*** Records to process Section Begins ***
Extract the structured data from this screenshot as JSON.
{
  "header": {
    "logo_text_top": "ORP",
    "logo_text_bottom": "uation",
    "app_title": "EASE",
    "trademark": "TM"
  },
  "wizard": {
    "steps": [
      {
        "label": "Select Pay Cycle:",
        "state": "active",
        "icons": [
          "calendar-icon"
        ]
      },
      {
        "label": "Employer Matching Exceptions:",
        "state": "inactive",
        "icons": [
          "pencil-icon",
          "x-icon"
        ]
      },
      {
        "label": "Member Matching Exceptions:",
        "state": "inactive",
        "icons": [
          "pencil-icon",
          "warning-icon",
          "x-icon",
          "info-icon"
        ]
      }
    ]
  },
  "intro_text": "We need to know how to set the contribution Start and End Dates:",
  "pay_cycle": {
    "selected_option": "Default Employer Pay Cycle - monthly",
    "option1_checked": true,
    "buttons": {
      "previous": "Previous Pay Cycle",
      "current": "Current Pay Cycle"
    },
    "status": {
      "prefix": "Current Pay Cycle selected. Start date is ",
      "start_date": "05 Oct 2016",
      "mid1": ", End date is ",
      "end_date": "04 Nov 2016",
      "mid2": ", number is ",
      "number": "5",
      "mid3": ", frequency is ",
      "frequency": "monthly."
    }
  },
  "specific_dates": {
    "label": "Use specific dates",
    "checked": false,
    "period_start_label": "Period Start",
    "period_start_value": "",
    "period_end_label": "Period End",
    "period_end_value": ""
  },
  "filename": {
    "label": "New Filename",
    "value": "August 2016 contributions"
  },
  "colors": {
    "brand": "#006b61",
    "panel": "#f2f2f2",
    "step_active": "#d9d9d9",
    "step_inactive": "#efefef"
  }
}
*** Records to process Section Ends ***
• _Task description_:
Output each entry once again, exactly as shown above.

• _Response to the exercise_:
Extract the structured data from this screenshot as JSON.
{
  "header": {
    "logo_text_top": "ORP",
    "logo_text_bottom": "uation",
    "app_title": "EASE",
    "trademark": "TM"
  },
  "wizard": {
    "steps": [
      {
        "label": "Select Pay Cycle:",
        "state": "active",
        "icons": [
          "calendar-icon"
        ]
      },
      {
        "label": "Employer Matching Exceptions:",
        "state": "inactive",
        "icons": [
          "pencil-icon",
          "x-icon"
        ]
      },
      {
        "label": "Member Matching Exceptions:",
        "state": "inactive",
        "icons": [
          "pencil-icon",
          "warning-icon",
          "x-icon",
          "info-icon"
        ]
      }
    ]
  },
  "intro_text": "We need to know how to set the contribution Start and End Dates:",
  "pay_cycle": {
    "selected_option": "Default Employer Pay Cycle - monthly",
    "option1_checked": true,
    "buttons": {
      "previous": "Previous Pay Cycle",
      "current": "Current Pay Cycle"
    },
    "status": {
      "prefix": "Current Pay Cycle selected. Start date is ",
      "start_date": "05 Oct 2016",
      "mid1": ", End date is ",
      "end_date": "04 Nov 2016",
      "mid2": ", number is ",
      "number": "5",
      "mid3": ", frequency is ",
      "frequency": "monthly."
    }
  },
  "specific_dates": {
    "label": "Use specific dates",
    "checked": false,
    "period_start_label": "Period Start",
    "period_start_value": "",
    "period_end_label": "Period End",
    "period_end_value": ""
  },
  "filename": {
    "label": "New Filename",
    "value": "August 2016 contributions"
  },
  "colors": {
    "brand": "#006b61",
    "panel": "#f2f2f2",
    "step_active": "#d9d9d9",
    "step_inactive": "#efefef"
  }
}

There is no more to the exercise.